Finally, as the body ages, the bone-forming cells simply tire out. Bone resorption probably does not increase, but the osteoblasts slowly begin to tire. While the age for this slowdown will vary, experts find that at around 70 years of age, men can expect their osteoblasts to begin slowing down.
Diagnosing Bone Loss
Tests to check for bone density—called bone mineral density tests or bone density scans—are easy to obtain and cost around $100, depending on where the exam is performed. Scanners check lumbar spine density as well as hip density. More-sophisticated models also test the forearms.
Different areas of the body are examined because humans have two types of bone: spongy bone and the more-compact cortical bone, which makes up most of the skeleton.
The spine contains spongy bone and is an important area for fractures, and thus always is examined. The hip contains a mix of spongy and cortical bone, but is always assessed because broken hips are the most deadly type of fracture.

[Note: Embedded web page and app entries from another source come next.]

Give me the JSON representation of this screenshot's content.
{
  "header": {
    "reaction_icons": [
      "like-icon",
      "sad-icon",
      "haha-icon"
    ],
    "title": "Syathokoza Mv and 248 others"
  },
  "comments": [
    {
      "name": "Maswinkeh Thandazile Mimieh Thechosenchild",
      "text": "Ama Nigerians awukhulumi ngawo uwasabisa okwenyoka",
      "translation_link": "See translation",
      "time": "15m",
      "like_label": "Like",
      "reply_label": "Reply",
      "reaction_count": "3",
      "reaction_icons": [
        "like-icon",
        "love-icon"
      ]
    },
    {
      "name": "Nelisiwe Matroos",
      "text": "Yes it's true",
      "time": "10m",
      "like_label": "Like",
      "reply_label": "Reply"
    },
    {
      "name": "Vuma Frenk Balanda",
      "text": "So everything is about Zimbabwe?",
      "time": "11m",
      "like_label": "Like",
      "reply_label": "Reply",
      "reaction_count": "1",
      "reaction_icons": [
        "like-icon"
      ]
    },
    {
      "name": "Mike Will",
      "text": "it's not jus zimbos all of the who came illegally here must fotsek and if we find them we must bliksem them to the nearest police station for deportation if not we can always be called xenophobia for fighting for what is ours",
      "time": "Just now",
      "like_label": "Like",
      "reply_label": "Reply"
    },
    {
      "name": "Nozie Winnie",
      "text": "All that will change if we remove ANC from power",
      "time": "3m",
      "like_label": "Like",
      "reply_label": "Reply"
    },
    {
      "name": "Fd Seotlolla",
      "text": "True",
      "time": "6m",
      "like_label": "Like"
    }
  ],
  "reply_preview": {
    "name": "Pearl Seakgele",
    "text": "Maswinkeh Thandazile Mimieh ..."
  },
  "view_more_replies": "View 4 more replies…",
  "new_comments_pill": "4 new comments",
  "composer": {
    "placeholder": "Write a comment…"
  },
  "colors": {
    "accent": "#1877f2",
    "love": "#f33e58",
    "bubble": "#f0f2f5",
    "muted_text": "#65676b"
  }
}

Incorporating a scan of the forearm is important to evaluate total cortical bone health. “When you look at the forearm, you’re able to get a glimpse at the cortical bone throughout the body,” according to Kurland.
Once osteoporosis is diagnosed, the likelihood of regaining bone mass is very low. Most therapies are designed to prevent further loss and save the remaining bone.
Two kinds of drug used to treat bone loss are bisphosphonates (brand name: Fosamax®; generic name: alendronate) and the recedrinates (brand name: Actonel®; generic name: risedronate sodium). Taken once a week, these drugs are absorbed and stored by the bone, and inhibit the bone resorption cells until they slow and almost stop the process of breaking down bone. Meanwhile, the bone-forming cells continue to build bone mineral.
Keeping the Bone You Have
In a study of close to 200 patients who had had apparent osteoporosis-related hip fractures, scientists found that fewer men than women received treatment for osteoporosis.12 Men also were less likely than women to have bone scans to detect osteoporosis. The study authors concluded that osteoporosis was highly under-diagnosed in men, even though conflicting studies had found that men are more likely than women to die following a hip fracture.
One of the most important things men can do to increase bone mass is to maintain an active lifestyle that incorporates weight-bearing activity. The term “weight bearing” refers to activities that make the skeleton bear the body’s weight. Certain cells located at the joints and different parts of the bone sense motion and stress, and respond by stimulating bone-forming cells to create stronger bone.
“People hear ‘weight bearing’ and go to the gym and start lifting barbells,” says Kurland. “Now this will certainly help the arms, but it does nothing for the hips and spine.” For best results, Kurland advises moderate exercise such as walking or jogging, or playing tennis or basketball. Swimming, she adds, is not a weight-bearing exercise, because the body is kept afloat by water.
Supplementation Is Critical
Boron is involved in bone metabolism and has long been known to promote healthy bone density.13 Boron acts an integrator to support the functions of calcium, magnesium, and vitamin D. Calcium and magnesium are important building blocks of healthy bone; however, in instances of adequate calcium supply but deficient magnesium supply, boron appears to substitute for magnesium in the process of bone formation. Under such conditions, boron’s concentration in bone tissue increases. Boron’s effect on bone appears to be mediated by its ability to reduce the urinary excretion of both calcium and magnesium. Where adequate boron intake prevails, the net effect of boron is to raise ionized calcium levels. Boron, in effect, acts to preserve calcium and magnesium in situations of nutritional stress that would otherwise adversely affect metabolic processes involved with these substances.14